The main purpose of this paper is to identify the causal impact of broadband access on affective polarization by exploiting differences in broadband availability brought about by variation in state right of-way regulations (ROW), which significantly affect the cost of building Internet infrastructure and thus the price and availability of broadband access. The data on right-of-way laws come from an index of these laws. The data on broadband access are from the Federal Communication Commission (FCC). For data on partisan affect, we use the 2004 and 2008 National Annenberg Election Studies (NAES). For media data, they use comScore. Their results suggest that had all states adopted the least restrictive right-of-way regulations observed in the data, partisan animus would have been roughly 2 percentage points higher. Finally, they demonstrate that an alternative set of instruments for broadband availability (surface topography) yields very similar results.
The authors start the paper by trying to convince the readers that polarization, partisanship is increasing. For instance, they mention that partisan prejudice exceeds implicit racial prejudice  (Iyengar and Westwood 2014). I skimmed that paper and the data is publicly available on Dataverse, it’s cross-sectional. There is no actual proof of that statement, and it was not necessary. As the authors stress: “In contemporary America, the strength of these norms has made virtually any discussion of racial differences a taboo subject to the point that citizens suppress their true feelings” .
My point is, this entire “increase in polarization” depends on:
- When do we start the “counter” (the clock)?
- Establishing causal relationship between X factor(s) an “polarization” is not easy. Especially when are trying to isolate one factor: broadband internet.
In addition, the phrase “media consumption is strongly elastic, increasing sharply with better access”, should have probably stressed that it is “elastic with respect to internet speed”, which is what the authors meant. In general, people tend to associate elasticity with price, and I doubt media consumption is not “strongly elastic” with respect to price.
2. 1. Assumptions
“[..] access to broadband primarily increases the size of the pie, without having much impact on the ratio of the individual slices. Assuming patterns of consumption remain roughly the same, any increase in consumption necessarily means greater exposure to imbalanced political information.”
This is a bold assumption. I am not sure how we can assume something like that and there are no citations whatsoever to back this up. To put thing into perspective, this means “your grandfather’s generation media consumption pattern is roughly the same as yours, Millennials”
Another assumption is the following:
“Right of-way regulations (ROW), which significantly affect the cost of building Internet infrastructure and thus the price and availability of broadband access.”
While this make “sense”, there are huge theoretical leaps here. Here is why ROW (A) implies cost of infrastructure (B) but does not imply price and availability (C): cross-subsidization. Corporations can “afford” reducing the prices in specific areas to increase their market share even if the initial costs are high. This is quite common in the telecommunication and broadband services.

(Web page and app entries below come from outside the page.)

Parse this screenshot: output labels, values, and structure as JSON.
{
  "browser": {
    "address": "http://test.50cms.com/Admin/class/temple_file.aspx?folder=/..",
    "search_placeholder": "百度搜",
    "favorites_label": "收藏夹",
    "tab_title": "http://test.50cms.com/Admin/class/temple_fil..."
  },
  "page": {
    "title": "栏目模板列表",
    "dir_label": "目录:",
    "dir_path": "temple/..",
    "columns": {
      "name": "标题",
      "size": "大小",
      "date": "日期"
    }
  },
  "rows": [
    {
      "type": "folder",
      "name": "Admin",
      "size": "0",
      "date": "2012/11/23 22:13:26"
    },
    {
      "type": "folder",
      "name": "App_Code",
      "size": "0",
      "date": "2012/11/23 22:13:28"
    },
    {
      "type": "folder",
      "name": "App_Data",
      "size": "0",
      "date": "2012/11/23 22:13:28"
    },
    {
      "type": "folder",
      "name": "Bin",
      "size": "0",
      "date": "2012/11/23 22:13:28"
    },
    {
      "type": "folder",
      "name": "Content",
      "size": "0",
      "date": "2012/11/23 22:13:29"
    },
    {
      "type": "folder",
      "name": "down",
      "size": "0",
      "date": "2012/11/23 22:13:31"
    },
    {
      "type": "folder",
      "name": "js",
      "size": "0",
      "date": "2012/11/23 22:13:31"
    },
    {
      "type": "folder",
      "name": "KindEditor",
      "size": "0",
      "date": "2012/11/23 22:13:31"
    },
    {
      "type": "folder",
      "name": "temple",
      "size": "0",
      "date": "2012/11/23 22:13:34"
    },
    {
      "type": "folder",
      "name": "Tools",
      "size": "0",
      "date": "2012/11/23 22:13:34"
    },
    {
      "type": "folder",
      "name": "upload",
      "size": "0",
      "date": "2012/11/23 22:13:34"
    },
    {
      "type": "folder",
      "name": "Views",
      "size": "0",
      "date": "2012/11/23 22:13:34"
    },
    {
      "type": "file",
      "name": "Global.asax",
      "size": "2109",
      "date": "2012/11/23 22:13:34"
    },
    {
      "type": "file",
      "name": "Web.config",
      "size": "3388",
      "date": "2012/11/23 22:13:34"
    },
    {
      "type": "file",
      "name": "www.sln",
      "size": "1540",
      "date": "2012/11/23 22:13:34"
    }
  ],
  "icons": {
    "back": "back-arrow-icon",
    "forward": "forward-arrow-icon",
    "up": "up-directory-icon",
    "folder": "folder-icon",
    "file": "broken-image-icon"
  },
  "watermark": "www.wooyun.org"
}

2.2. Technical issues
While the authors test the “strength” of the instrument in a somewhat crude way, they do not test anything else which is problematic. Specifically, I didn’t see any test anywhere regarding the validity of the instrument. There is a citation provided for a dissertation thesis that also has no test. For future reference, this is a framework on how to go forward when you decide to utilize IV/2SLS methodologies based on the Godfrey-Hutton Procedure:
- Weak Instrument Test (or strength of instrument)
- One way is to implement Godfrey’s two step method and get “Shea’s Partial R square”.
- Over-identification Test (validity test/instrument exogeneity)
- Sargan’s Overidentification Test (sometimes called J test)
- If pass step 1 and 2 proceed with a Hausman Test
- This confirms the existence of endogeneity.
- Are we now more polarized as a country than during the Vietnam War? If the answer no, what does this mean? I doubt there was broadband internet back then.
- Two assumptions that I mention in the main text.
- Patterns of consumption remain the same?
- The increase in costs does not necessarily affect the price of broadband internet.
- Technical issues, lack of a validity test which might yield biased results.